[DATA FOR PROCESSING — start]

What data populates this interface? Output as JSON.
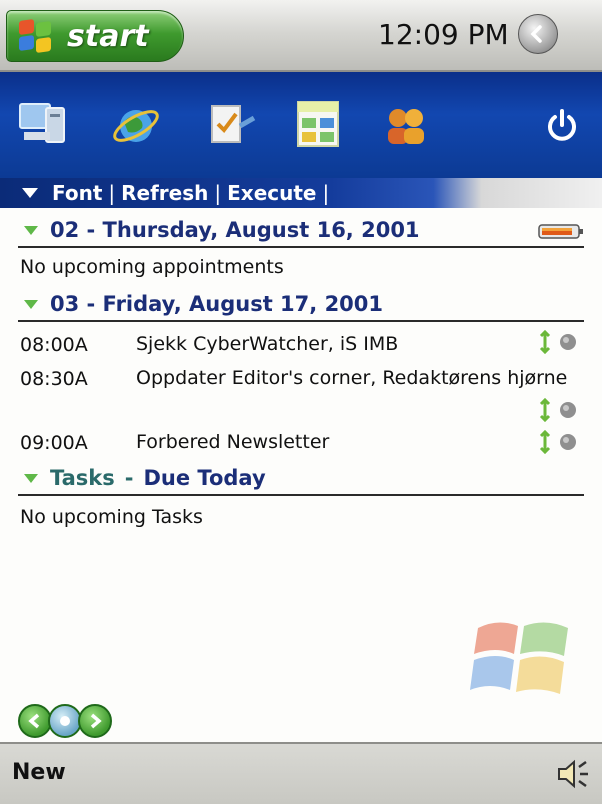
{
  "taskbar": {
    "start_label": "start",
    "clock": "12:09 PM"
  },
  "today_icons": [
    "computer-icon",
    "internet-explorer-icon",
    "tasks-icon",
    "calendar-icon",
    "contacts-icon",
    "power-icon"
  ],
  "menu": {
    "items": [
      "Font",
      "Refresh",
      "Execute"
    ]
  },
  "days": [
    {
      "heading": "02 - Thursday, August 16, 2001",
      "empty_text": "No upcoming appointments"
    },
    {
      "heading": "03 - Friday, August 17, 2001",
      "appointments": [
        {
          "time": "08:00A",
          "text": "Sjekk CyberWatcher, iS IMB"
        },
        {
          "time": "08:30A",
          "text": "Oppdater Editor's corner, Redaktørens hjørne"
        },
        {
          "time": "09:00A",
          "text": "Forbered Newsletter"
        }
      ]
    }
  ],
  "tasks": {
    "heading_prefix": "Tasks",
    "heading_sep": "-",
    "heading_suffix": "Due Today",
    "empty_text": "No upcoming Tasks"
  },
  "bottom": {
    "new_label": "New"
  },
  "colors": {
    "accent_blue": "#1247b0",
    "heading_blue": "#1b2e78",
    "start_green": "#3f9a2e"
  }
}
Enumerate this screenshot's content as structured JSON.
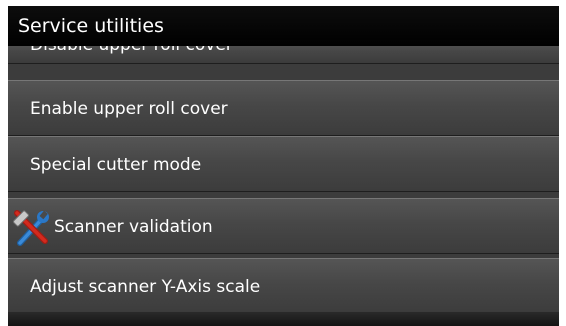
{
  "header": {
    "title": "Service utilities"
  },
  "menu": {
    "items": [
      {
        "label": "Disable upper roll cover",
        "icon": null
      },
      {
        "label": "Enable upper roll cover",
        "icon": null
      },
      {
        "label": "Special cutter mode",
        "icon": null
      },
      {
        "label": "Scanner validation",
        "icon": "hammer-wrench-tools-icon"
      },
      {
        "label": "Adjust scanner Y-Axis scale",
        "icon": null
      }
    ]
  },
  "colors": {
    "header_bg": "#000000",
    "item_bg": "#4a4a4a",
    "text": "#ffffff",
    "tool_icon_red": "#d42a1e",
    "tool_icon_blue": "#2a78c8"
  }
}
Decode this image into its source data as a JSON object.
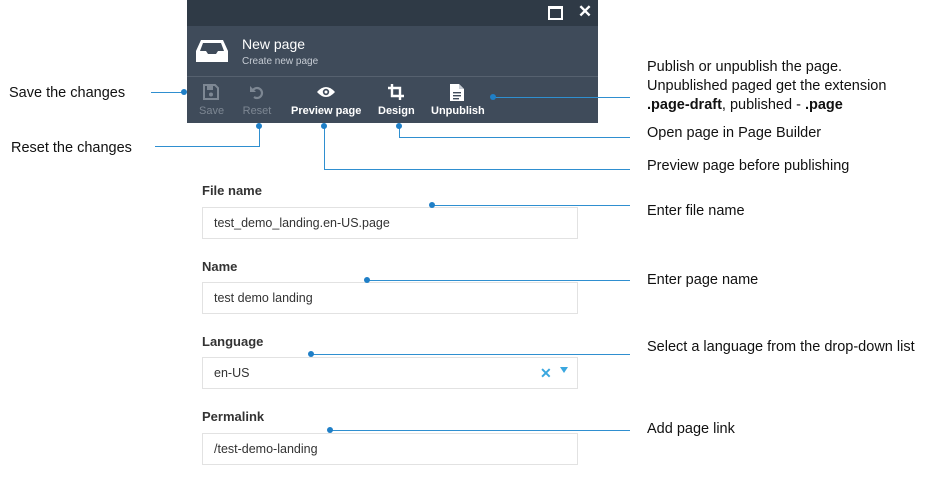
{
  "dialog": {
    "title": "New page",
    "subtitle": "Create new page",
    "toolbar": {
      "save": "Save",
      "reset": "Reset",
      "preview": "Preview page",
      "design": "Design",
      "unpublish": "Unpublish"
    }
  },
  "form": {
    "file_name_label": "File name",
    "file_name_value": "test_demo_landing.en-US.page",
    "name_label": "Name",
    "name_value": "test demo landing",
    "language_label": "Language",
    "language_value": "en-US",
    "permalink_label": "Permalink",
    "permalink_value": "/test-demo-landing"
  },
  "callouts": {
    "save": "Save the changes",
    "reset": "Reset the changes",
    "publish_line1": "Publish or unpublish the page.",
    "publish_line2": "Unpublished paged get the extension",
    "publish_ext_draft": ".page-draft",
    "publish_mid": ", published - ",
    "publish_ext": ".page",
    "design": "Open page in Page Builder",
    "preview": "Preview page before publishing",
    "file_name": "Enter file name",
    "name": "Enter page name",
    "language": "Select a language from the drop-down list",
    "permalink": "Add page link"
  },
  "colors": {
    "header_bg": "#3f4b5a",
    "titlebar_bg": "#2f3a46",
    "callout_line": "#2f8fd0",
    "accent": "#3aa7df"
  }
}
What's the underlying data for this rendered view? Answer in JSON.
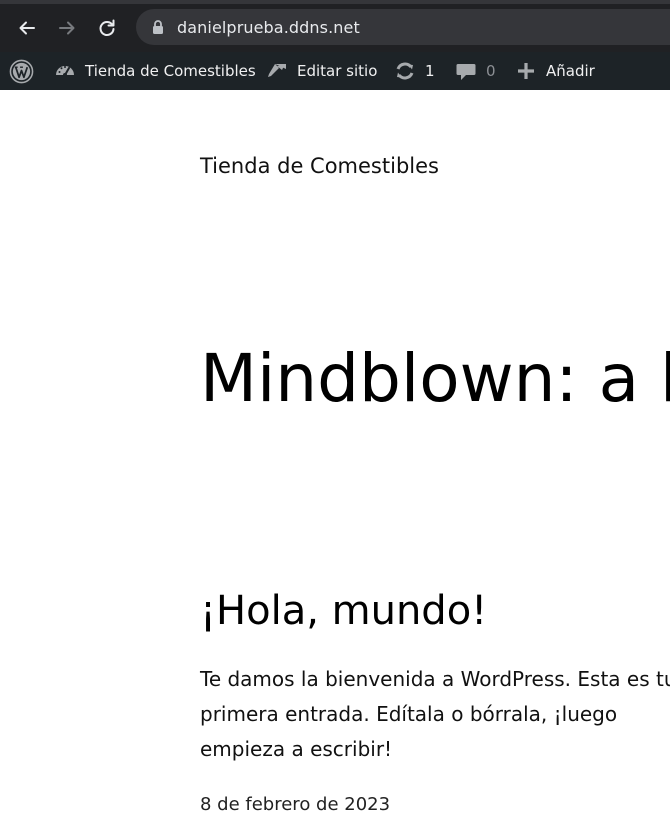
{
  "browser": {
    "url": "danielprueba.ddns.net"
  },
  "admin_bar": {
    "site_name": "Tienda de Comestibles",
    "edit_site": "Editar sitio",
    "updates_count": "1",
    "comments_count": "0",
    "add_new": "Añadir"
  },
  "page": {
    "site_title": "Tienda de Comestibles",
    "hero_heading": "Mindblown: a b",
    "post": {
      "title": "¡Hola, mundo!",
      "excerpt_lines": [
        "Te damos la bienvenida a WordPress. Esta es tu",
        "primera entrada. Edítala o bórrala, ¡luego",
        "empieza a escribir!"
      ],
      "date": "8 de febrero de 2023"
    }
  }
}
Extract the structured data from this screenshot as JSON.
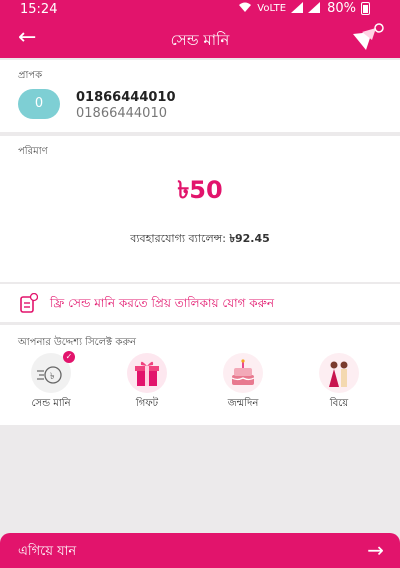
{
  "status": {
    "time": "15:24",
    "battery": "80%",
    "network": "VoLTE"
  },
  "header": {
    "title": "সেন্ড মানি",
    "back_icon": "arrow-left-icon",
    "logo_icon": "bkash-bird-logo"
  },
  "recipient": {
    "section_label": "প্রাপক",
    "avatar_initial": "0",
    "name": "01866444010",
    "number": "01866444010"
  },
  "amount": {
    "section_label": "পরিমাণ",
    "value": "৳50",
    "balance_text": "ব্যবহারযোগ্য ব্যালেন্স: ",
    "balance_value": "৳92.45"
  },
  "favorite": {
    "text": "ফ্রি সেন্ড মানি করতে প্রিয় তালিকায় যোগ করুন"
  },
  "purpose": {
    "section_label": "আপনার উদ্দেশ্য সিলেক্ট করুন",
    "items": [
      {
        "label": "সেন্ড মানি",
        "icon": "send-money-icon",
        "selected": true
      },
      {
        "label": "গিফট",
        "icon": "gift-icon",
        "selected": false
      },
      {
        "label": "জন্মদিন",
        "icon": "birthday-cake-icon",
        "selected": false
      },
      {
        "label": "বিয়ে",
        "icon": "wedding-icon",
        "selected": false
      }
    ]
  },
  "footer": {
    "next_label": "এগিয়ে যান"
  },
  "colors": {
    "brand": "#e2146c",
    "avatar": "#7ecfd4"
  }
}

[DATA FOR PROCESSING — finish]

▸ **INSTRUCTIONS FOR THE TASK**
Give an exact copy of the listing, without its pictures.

▸ **YOUR RESPONSE**
What data populates this interface? Output as JSON.
{
  "taskbar": {
    "start_label": "start",
    "clock": "12:09 PM"
  },
  "today_icons": [
    "computer-icon",
    "internet-explorer-icon",
    "tasks-icon",
    "calendar-icon",
    "contacts-icon",
    "power-icon"
  ],
  "menu": {
    "items": [
      "Font",
      "Refresh",
      "Execute"
    ]
  },
  "days": [
    {
      "heading": "02 - Thursday, August 16, 2001",
      "empty_text": "No upcoming appointments"
    },
    {
      "heading": "03 - Friday, August 17, 2001",
      "appointments": [
        {
          "time": "08:00A",
          "text": "Sjekk CyberWatcher, iS IMB"
        },
        {
          "time": "08:30A",
          "text": "Oppdater Editor's corner, Redaktørens hjørne"
        },
        {
          "time": "09:00A",
          "text": "Forbered Newsletter"
        }
      ]
    }
  ],
  "tasks": {
    "heading_prefix": "Tasks",
    "heading_sep": "-",
    "heading_suffix": "Due Today",
    "empty_text": "No upcoming Tasks"
  },
  "bottom": {
    "new_label": "New"
  },
  "colors": {
    "accent_blue": "#1247b0",
    "heading_blue": "#1b2e78",
    "start_green": "#3f9a2e"
  }
}
Enumerate this screenshot's content as structured JSON.
{
  "header": {
    "title": "Service utilities"
  },
  "menu": {
    "items": [
      {
        "label": "Disable upper roll cover",
        "icon": null
      },
      {
        "label": "Enable upper roll cover",
        "icon": null
      },
      {
        "label": "Special cutter mode",
        "icon": null
      },
      {
        "label": "Scanner validation",
        "icon": "hammer-wrench-tools-icon"
      },
      {
        "label": "Adjust scanner Y-Axis scale",
        "icon": null
      }
    ]
  },
  "colors": {
    "header_bg": "#000000",
    "item_bg": "#4a4a4a",
    "text": "#ffffff",
    "tool_icon_red": "#d42a1e",
    "tool_icon_blue": "#2a78c8"
  }
}
Decode this image into its source data as a JSON object.
{
  "dialog": {
    "title": "New page",
    "subtitle": "Create new page",
    "toolbar": {
      "save": "Save",
      "reset": "Reset",
      "preview": "Preview page",
      "design": "Design",
      "unpublish": "Unpublish"
    }
  },
  "form": {
    "file_name_label": "File name",
    "file_name_value": "test_demo_landing.en-US.page",
    "name_label": "Name",
    "name_value": "test demo landing",
    "language_label": "Language",
    "language_value": "en-US",
    "permalink_label": "Permalink",
    "permalink_value": "/test-demo-landing"
  },
  "callouts": {
    "save": "Save the changes",
    "reset": "Reset the changes",
    "publish_line1": "Publish or unpublish the page.",
    "publish_line2": "Unpublished paged get the extension",
    "publish_ext_draft": ".page-draft",
    "publish_mid": ", published - ",
    "publish_ext": ".page",
    "design": "Open page in Page Builder",
    "preview": "Preview page before publishing",
    "file_name": "Enter file name",
    "name": "Enter page name",
    "language": "Select a language from the drop-down list",
    "permalink": "Add page link"
  },
  "colors": {
    "header_bg": "#3f4b5a",
    "titlebar_bg": "#2f3a46",
    "callout_line": "#2f8fd0",
    "accent": "#3aa7df"
  }
}
What's the underlying data for this rendered view? Answer in JSON.
{
  "browser": {
    "url": "danielprueba.ddns.net"
  },
  "admin_bar": {
    "site_name": "Tienda de Comestibles",
    "edit_site": "Editar sitio",
    "updates_count": "1",
    "comments_count": "0",
    "add_new": "Añadir"
  },
  "page": {
    "site_title": "Tienda de Comestibles",
    "hero_heading": "Mindblown: a b",
    "post": {
      "title": "¡Hola, mundo!",
      "excerpt_lines": [
        "Te damos la bienvenida a WordPress. Esta es tu",
        "primera entrada. Edítala o bórrala, ¡luego",
        "empieza a escribir!"
      ],
      "date": "8 de febrero de 2023"
    }
  }
}
Extract the structured data from this screenshot as JSON.
{
  "status": {
    "time": "15:24",
    "battery": "80%",
    "network": "VoLTE"
  },
  "header": {
    "title": "সেন্ড মানি",
    "back_icon": "arrow-left-icon",
    "logo_icon": "bkash-bird-logo"
  },
  "recipient": {
    "section_label": "প্রাপক",
    "avatar_initial": "0",
    "name": "01866444010",
    "number": "01866444010"
  },
  "amount": {
    "section_label": "পরিমাণ",
    "value": "৳50",
    "balance_text": "ব্যবহারযোগ্য ব্যালেন্স: ",
    "balance_value": "৳92.45"
  },
  "favorite": {
    "text": "ফ্রি সেন্ড মানি করতে প্রিয় তালিকায় যোগ করুন"
  },
  "purpose": {
    "section_label": "আপনার উদ্দেশ্য সিলেক্ট করুন",
    "items": [
      {
        "label": "সেন্ড মানি",
        "icon": "send-money-icon",
        "selected": true
      },
      {
        "label": "গিফট",
        "icon": "gift-icon",
        "selected": false
      },
      {
        "label": "জন্মদিন",
        "icon": "birthday-cake-icon",
        "selected": false
      },
      {
        "label": "বিয়ে",
        "icon": "wedding-icon",
        "selected": false
      }
    ]
  },
  "footer": {
    "next_label": "এগিয়ে যান"
  },
  "colors": {
    "brand": "#e2146c",
    "avatar": "#7ecfd4"
  }
}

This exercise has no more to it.